Games Gone By are short retrospective reviews, taking a look back at games you may have missed. Today’s game is True Crime: Streets of LA.
True Crime: Streets of LA was one of my favorite games on the Xbox back in 2003. I spent many weeks kicking butt as kung-fu master Nick Kang, a bad ass cop, bringing the Russian mafia to its knees.
It would have been too easy to dismiss True Crime: Streets of LA has yet another Grand Theft Auto clone.
Third person? Check. Set in a city to explore? Check. Able to steal cars? Check. Oh boy.
Fortunately, True Crime brought a few new tricks to the party to differentiate it from Rockstar’s beast. Playing as the law rather than against it, learning kung-fu moves to bring down armies of bad guys, and various endings depending on your performance…oh, and a protagonist who actually talked. Bonus.
I loved True Crime when I played it for the first time all those years ago. Having played it again more recently, I still found myself having a good time, despite there now being dozens of newer titles in this genre. Don’t get me wrong, GTA V and Saints Row IV are leagues ahead in almost every department, but for a good ol’ karate cop experience? You can’t beat True Crime: Streets of LA.
The storyline in True Crime: Streets of LA could have been pulled straight from a late 90’s cop action movie. Think “Lethal Weapon” but with a dose of supernatural, with action tips from Jackie Chan. The story does get a little ridiculous in parts, but that adds to part of the charm. Plus, you get to unload a few clips into a dragon in a lava pit.
Another highlight is the voice acting, which was superb throughout. Even with the blockbuster budgets wielded by some video games these days, there are too many examples of poor voice acting. This can be immersion breaking and can completely ruin a well-written script.
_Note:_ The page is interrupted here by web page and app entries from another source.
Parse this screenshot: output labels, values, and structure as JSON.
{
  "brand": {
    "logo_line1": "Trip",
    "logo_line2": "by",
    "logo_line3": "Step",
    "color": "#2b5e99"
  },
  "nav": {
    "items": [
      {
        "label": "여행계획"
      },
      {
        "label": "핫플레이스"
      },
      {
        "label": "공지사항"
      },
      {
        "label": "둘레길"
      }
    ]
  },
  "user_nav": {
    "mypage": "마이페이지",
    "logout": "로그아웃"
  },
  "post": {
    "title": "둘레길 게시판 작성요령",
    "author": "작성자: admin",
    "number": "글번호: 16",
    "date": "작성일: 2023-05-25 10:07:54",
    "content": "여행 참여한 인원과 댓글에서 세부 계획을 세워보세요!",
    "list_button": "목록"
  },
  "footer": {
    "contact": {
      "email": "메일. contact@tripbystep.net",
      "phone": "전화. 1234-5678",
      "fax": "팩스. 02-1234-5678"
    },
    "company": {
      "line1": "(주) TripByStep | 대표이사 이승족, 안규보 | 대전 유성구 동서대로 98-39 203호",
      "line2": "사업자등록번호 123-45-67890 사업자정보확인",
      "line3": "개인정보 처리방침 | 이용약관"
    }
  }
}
The cutscenes in Streets of LA particularly shine due to the stellar voice work.
While dated today, the graphics are still decent and the music on offer still got my head nodding on too many occasions to count.
As grown-up gamers it can be difficult to justify going back to play a game that wasn’t entirely perfect on release – I get that. There are dozens of games released every year that we’ll never have the time to play, let alone setting aside time to play an oldie. But, if you do happen to have a spare weekend coming up (by some miracle!), you could do a lot worse than dusting off your old Xbox and picking up True Crime: Streets of LA for a few dollars.